Work request
In your copy, leave out the pictures and repeat every record exactly.

··········

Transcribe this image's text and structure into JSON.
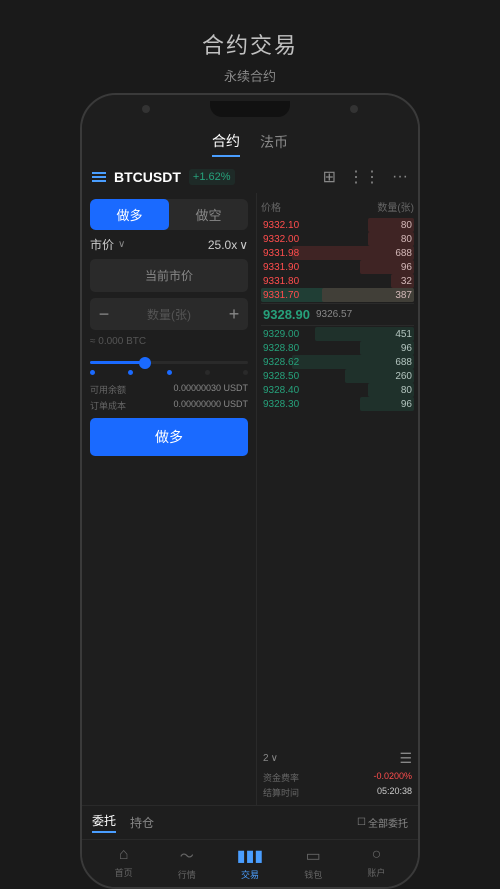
{
  "page": {
    "title": "合约交易",
    "subtitle": "永续合约"
  },
  "phone": {
    "topNav": {
      "items": [
        {
          "label": "合约",
          "active": true
        },
        {
          "label": "法币",
          "active": false
        }
      ]
    },
    "instrument": {
      "name": "BTCUSDT",
      "change": "+1.62%",
      "changePositive": true
    },
    "leftPanel": {
      "buyTab": "做多",
      "sellTab": "做空",
      "orderType": "市价",
      "leverage": "25.0x",
      "priceLabel": "当前市价",
      "qtyMinus": "−",
      "qtyPlaceholder": "数量(张)",
      "qtyPlus": "+",
      "approxBtc": "≈ 0.000 BTC",
      "balanceLabel": "可用余额",
      "balanceValue": "0.00000030 USDT",
      "costLabel": "订单成本",
      "costValue": "0.00000000 USDT",
      "buyButtonLabel": "做多"
    },
    "orderBook": {
      "headers": {
        "price": "价格",
        "qty": "数量(张)"
      },
      "sells": [
        {
          "price": "9332.10",
          "qty": "80",
          "barWidth": "30%"
        },
        {
          "price": "9332.00",
          "qty": "80",
          "barWidth": "30%"
        },
        {
          "price": "9331.98",
          "qty": "688",
          "barWidth": "80%"
        },
        {
          "price": "9331.90",
          "qty": "96",
          "barWidth": "35%"
        },
        {
          "price": "9331.80",
          "qty": "32",
          "barWidth": "15%"
        },
        {
          "price": "9331.70",
          "qty": "387",
          "barWidth": "60%",
          "highlight": true
        }
      ],
      "midPrice": "9328.90",
      "midPriceSecondary": "9326.57",
      "buys": [
        {
          "price": "9329.00",
          "qty": "451",
          "barWidth": "65%"
        },
        {
          "price": "9328.80",
          "qty": "96",
          "barWidth": "35%"
        },
        {
          "price": "9328.62",
          "qty": "688",
          "barWidth": "80%"
        },
        {
          "price": "9328.50",
          "qty": "260",
          "barWidth": "45%"
        },
        {
          "price": "9328.40",
          "qty": "80",
          "barWidth": "30%"
        },
        {
          "price": "9328.30",
          "qty": "96",
          "barWidth": "35%"
        }
      ],
      "dropdownValue": "2",
      "fundingRate": "-0.0200%",
      "settlementTime": "05:20:38",
      "fundingRateLabel": "资金费率",
      "settlementLabel": "结算时间"
    },
    "ordersSection": {
      "tabs": [
        {
          "label": "委托",
          "active": true
        },
        {
          "label": "持仓",
          "active": false
        }
      ],
      "allOrdersLabel": "全部委托"
    },
    "bottomNav": {
      "items": [
        {
          "label": "首页",
          "icon": "⌂",
          "active": false
        },
        {
          "label": "行情",
          "icon": "📈",
          "active": false
        },
        {
          "label": "交易",
          "icon": "📊",
          "active": true
        },
        {
          "label": "钱包",
          "icon": "👛",
          "active": false
        },
        {
          "label": "账户",
          "icon": "👤",
          "active": false
        }
      ]
    }
  },
  "outerBottomNav": {
    "items": [
      {
        "label": "首页",
        "active": false
      },
      {
        "label": "行情",
        "active": false
      },
      {
        "label": "交易",
        "active": true
      },
      {
        "label": "钱包",
        "active": false
      },
      {
        "label": "账户",
        "active": false
      }
    ]
  }
}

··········

Result of this task
Transcribe this image's text and structure into JSON.
{
  "page": {
    "title": "合约交易",
    "subtitle": "永续合约"
  },
  "phone": {
    "topNav": {
      "items": [
        {
          "label": "合约",
          "active": true
        },
        {
          "label": "法币",
          "active": false
        }
      ]
    },
    "instrument": {
      "name": "BTCUSDT",
      "change": "+1.62%",
      "changePositive": true
    },
    "leftPanel": {
      "buyTab": "做多",
      "sellTab": "做空",
      "orderType": "市价",
      "leverage": "25.0x",
      "priceLabel": "当前市价",
      "qtyMinus": "−",
      "qtyPlaceholder": "数量(张)",
      "qtyPlus": "+",
      "approxBtc": "≈ 0.000 BTC",
      "balanceLabel": "可用余额",
      "balanceValue": "0.00000030 USDT",
      "costLabel": "订单成本",
      "costValue": "0.00000000 USDT",
      "buyButtonLabel": "做多"
    },
    "orderBook": {
      "headers": {
        "price": "价格",
        "qty": "数量(张)"
      },
      "sells": [
        {
          "price": "9332.10",
          "qty": "80",
          "barWidth": "30%"
        },
        {
          "price": "9332.00",
          "qty": "80",
          "barWidth": "30%"
        },
        {
          "price": "9331.98",
          "qty": "688",
          "barWidth": "80%"
        },
        {
          "price": "9331.90",
          "qty": "96",
          "barWidth": "35%"
        },
        {
          "price": "9331.80",
          "qty": "32",
          "barWidth": "15%"
        },
        {
          "price": "9331.70",
          "qty": "387",
          "barWidth": "60%",
          "highlight": true
        }
      ],
      "midPrice": "9328.90",
      "midPriceSecondary": "9326.57",
      "buys": [
        {
          "price": "9329.00",
          "qty": "451",
          "barWidth": "65%"
        },
        {
          "price": "9328.80",
          "qty": "96",
          "barWidth": "35%"
        },
        {
          "price": "9328.62",
          "qty": "688",
          "barWidth": "80%"
        },
        {
          "price": "9328.50",
          "qty": "260",
          "barWidth": "45%"
        },
        {
          "price": "9328.40",
          "qty": "80",
          "barWidth": "30%"
        },
        {
          "price": "9328.30",
          "qty": "96",
          "barWidth": "35%"
        }
      ],
      "dropdownValue": "2",
      "fundingRate": "-0.0200%",
      "settlementTime": "05:20:38",
      "fundingRateLabel": "资金费率",
      "settlementLabel": "结算时间"
    },
    "ordersSection": {
      "tabs": [
        {
          "label": "委托",
          "active": true
        },
        {
          "label": "持仓",
          "active": false
        }
      ],
      "allOrdersLabel": "全部委托"
    },
    "bottomNav": {
      "items": [
        {
          "label": "首页",
          "icon": "⌂",
          "active": false
        },
        {
          "label": "行情",
          "icon": "📈",
          "active": false
        },
        {
          "label": "交易",
          "icon": "📊",
          "active": true
        },
        {
          "label": "钱包",
          "icon": "👛",
          "active": false
        },
        {
          "label": "账户",
          "icon": "👤",
          "active": false
        }
      ]
    }
  },
  "outerBottomNav": {
    "items": [
      {
        "label": "首页",
        "active": false
      },
      {
        "label": "行情",
        "active": false
      },
      {
        "label": "交易",
        "active": true
      },
      {
        "label": "钱包",
        "active": false
      },
      {
        "label": "账户",
        "active": false
      }
    ]
  }
}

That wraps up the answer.